## Given records
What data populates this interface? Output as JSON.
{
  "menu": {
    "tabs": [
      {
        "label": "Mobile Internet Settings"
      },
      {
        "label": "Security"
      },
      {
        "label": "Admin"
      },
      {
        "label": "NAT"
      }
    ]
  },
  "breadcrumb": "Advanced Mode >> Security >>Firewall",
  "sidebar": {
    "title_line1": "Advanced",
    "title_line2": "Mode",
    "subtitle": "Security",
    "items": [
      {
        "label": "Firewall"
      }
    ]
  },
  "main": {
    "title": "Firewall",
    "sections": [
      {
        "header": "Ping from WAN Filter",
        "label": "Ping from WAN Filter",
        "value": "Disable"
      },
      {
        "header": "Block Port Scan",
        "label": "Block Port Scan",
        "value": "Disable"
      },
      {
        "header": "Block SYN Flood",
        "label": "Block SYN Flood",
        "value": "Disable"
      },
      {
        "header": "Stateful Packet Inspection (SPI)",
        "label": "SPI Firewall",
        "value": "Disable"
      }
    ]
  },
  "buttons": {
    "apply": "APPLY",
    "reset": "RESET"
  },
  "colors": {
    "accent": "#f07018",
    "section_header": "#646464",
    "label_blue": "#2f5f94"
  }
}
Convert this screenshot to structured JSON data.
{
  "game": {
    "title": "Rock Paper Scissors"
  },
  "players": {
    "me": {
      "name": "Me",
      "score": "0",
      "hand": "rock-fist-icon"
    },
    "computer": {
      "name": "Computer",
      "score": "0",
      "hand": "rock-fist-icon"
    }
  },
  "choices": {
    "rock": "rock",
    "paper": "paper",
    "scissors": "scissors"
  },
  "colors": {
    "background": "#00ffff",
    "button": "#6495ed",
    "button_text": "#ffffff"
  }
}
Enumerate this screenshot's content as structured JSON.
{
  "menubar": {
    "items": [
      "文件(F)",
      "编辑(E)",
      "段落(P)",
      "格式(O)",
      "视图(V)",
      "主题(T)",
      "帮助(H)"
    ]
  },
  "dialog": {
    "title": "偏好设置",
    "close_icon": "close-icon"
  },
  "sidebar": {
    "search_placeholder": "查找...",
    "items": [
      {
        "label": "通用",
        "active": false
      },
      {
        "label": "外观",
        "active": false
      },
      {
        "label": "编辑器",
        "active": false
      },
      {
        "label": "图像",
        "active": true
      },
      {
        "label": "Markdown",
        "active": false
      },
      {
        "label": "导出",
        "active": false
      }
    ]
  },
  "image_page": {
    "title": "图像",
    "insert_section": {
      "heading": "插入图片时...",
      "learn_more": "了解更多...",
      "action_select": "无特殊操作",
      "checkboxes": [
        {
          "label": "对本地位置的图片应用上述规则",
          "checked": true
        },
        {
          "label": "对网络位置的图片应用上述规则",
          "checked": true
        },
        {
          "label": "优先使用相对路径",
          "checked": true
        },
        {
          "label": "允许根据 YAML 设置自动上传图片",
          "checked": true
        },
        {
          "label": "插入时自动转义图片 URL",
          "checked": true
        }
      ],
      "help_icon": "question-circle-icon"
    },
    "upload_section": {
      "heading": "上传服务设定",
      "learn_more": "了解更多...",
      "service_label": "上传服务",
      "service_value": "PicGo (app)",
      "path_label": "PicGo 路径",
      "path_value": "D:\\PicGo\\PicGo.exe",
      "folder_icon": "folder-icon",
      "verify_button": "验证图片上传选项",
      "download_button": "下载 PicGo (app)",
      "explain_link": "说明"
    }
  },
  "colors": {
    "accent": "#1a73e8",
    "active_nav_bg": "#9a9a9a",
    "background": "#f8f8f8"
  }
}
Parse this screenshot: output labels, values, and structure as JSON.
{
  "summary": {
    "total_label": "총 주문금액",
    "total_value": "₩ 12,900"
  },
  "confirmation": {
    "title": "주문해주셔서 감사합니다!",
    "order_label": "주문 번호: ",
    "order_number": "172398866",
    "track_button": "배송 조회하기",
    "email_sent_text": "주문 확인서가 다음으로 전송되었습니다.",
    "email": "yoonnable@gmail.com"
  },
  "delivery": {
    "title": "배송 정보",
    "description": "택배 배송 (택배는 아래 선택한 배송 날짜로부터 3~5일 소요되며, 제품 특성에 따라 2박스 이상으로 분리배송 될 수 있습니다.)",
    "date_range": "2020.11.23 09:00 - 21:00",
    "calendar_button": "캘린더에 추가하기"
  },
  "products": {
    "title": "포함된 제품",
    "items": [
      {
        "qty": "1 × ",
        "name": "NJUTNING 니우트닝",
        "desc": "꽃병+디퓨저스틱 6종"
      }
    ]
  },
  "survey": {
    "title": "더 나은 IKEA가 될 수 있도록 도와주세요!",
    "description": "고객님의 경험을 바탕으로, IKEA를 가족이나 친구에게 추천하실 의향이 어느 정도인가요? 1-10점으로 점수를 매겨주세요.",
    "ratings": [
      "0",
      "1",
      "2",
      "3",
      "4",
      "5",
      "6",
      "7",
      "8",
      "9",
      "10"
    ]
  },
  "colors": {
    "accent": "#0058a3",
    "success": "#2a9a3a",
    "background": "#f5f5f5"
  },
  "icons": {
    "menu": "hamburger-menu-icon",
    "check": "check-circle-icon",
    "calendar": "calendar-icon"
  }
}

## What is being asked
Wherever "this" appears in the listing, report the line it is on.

## The answer
What data populates this interface? Output as JSON.
Convert this screenshot to structured JSON data.
Enumerate this screenshot's content as structured JSON.
Parse this screenshot: output labels, values, and structure as JSON.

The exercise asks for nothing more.